The proposal by the Federal Government to consider innovative infrastructure funding must not end up being a tax on new housing, says the Urban Taskforce.
“The Urban Taskforce welcomes the Federal Government’s announcement that they are looking at innovative ways to fund infrastructure,” says Urban Taskforce CEO, Chris Johnson. “But we are concerned that this could become a tax on new housing focussed only on land owners and developers rather than a broad based levy shared by all beneficiaries of new infrastructure.
“There has been much discussion about the uplift on the value of individual houses near new railway lines where the density has been increased. Our concern is that excessive taxes on the uplift will kill the feasibility of a project and that individual house owners will not go through the dramas of relocation without a substantial windfall.

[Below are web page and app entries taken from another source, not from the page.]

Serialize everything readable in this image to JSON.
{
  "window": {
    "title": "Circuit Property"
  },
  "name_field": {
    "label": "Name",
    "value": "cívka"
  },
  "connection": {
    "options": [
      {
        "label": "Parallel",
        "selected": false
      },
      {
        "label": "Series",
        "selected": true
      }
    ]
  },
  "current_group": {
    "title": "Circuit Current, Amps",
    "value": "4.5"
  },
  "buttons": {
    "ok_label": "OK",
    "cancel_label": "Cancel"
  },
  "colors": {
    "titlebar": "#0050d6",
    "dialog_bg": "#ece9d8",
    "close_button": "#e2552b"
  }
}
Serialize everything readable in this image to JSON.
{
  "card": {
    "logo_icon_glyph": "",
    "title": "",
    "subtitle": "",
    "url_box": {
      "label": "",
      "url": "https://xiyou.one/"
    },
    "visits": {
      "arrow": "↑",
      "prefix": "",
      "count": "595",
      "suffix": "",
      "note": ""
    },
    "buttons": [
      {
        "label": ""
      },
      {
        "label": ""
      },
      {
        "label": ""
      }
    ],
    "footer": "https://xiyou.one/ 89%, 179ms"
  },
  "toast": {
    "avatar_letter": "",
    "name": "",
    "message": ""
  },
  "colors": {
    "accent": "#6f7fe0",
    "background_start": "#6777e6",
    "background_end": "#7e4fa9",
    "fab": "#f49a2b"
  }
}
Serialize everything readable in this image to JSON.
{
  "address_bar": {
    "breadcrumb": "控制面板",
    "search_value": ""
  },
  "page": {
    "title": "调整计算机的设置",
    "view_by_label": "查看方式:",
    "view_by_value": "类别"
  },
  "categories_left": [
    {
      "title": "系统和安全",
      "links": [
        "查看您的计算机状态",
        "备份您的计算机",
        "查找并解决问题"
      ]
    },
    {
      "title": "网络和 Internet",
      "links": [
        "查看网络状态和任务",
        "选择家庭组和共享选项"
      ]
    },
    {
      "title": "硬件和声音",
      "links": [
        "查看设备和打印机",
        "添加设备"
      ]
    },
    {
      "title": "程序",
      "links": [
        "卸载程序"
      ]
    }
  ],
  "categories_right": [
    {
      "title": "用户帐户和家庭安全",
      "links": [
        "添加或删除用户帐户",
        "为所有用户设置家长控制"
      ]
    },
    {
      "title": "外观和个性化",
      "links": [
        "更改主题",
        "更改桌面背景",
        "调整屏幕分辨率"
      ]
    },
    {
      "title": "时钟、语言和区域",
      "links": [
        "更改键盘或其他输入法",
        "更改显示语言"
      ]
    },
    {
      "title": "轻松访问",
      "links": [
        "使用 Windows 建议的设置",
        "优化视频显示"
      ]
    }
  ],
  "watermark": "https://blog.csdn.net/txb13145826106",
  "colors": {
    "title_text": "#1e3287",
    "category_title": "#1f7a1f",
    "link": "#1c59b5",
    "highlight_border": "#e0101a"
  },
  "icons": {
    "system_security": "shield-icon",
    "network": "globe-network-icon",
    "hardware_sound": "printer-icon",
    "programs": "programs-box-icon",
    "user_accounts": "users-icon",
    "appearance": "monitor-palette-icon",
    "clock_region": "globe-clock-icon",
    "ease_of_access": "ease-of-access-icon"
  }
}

“When the market is bullish as it is now there may be opportunities to capture come of the uplift but once the market subsides the tax on new housing will drive development to areas away from the areas being taxed.
“London’s massive Crossrail project is often used as an example of value capture but this project rejected the potential to tax uplift on new development close to stations in favour of a broad based levy across all businesses in London along with a small levy on all new development across London. A detailed report on funding options for Crossrail 2 by PwC rejected the taxing of new development close to stations as this could stop development to the detriment of the city as a whole.
“The Urban Taskforce is concerned that height and density of development is now becoming a tradable commodity based on how much return there is to either state or local governments. Changes to permissible height and density must not be seen by the government as long-term revenue-raising mechanism – planning controls must be prepared in consultation with the community and other stakeholders. There will be large sites where both the developer and the approval authority agree through a Voluntary Planning Agreement (VPA) that more density can be accommodated and an infrastructure contribution can be made.”